WHAT YOU NEED TO DO: Copy out the data below, all of it, exactly.
[[ DATA TO PROCESS, beginning ]]
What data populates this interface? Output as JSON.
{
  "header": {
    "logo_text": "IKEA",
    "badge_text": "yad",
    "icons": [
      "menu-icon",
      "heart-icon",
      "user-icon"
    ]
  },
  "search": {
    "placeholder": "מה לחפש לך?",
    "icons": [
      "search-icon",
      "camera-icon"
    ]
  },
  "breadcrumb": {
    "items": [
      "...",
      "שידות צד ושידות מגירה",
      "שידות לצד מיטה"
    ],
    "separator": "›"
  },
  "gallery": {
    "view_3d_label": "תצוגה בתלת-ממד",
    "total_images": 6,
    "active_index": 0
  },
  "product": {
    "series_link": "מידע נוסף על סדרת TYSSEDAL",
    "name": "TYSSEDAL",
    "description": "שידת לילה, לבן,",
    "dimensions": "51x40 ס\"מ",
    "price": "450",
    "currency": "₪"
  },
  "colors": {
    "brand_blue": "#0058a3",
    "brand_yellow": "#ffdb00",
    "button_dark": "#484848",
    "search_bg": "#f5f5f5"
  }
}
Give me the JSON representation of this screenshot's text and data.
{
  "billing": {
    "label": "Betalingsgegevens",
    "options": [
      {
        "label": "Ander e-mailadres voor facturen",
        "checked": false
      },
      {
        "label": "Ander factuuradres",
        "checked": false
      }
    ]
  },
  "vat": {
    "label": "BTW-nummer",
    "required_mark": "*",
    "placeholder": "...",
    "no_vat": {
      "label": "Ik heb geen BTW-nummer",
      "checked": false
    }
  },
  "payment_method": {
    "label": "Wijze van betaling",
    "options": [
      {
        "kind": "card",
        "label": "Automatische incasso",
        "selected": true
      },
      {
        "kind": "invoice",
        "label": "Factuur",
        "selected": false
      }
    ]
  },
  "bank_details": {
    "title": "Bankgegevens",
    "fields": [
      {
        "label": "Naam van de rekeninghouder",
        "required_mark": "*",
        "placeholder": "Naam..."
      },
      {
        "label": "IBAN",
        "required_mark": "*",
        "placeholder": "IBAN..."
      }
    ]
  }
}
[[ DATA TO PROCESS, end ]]
OUTPUT OF THE EXERCISE:
What data populates this interface? Output as JSON.
{
  "header": {
    "logo_text": "IKEA",
    "badge_text": "yad",
    "icons": [
      "menu-icon",
      "heart-icon",
      "user-icon"
    ]
  },
  "search": {
    "placeholder": "מה לחפש לך?",
    "icons": [
      "search-icon",
      "camera-icon"
    ]
  },
  "breadcrumb": {
    "items": [
      "...",
      "שידות צד ושידות מגירה",
      "שידות לצד מיטה"
    ],
    "separator": "›"
  },
  "gallery": {
    "view_3d_label": "תצוגה בתלת-ממד",
    "total_images": 6,
    "active_index": 0
  },
  "product": {
    "series_link": "מידע נוסף על סדרת TYSSEDAL",
    "name": "TYSSEDAL",
    "description": "שידת לילה, לבן,",
    "dimensions": "51x40 ס\"מ",
    "price": "450",
    "currency": "₪"
  },
  "colors": {
    "brand_blue": "#0058a3",
    "brand_yellow": "#ffdb00",
    "button_dark": "#484848",
    "search_bg": "#f5f5f5"
  }
}
Give me the JSON representation of this screenshot's text and data.
{
  "billing": {
    "label": "Betalingsgegevens",
    "options": [
      {
        "label": "Ander e-mailadres voor facturen",
        "checked": false
      },
      {
        "label": "Ander factuuradres",
        "checked": false
      }
    ]
  },
  "vat": {
    "label": "BTW-nummer",
    "required_mark": "*",
    "placeholder": "...",
    "no_vat": {
      "label": "Ik heb geen BTW-nummer",
      "checked": false
    }
  },
  "payment_method": {
    "label": "Wijze van betaling",
    "options": [
      {
        "kind": "card",
        "label": "Automatische incasso",
        "selected": true
      },
      {
        "kind": "invoice",
        "label": "Factuur",
        "selected": false
      }
    ]
  },
  "bank_details": {
    "title": "Bankgegevens",
    "fields": [
      {
        "label": "Naam van de rekeninghouder",
        "required_mark": "*",
        "placeholder": "Naam..."
      },
      {
        "label": "IBAN",
        "required_mark": "*",
        "placeholder": "IBAN..."
      }
    ]
  }
}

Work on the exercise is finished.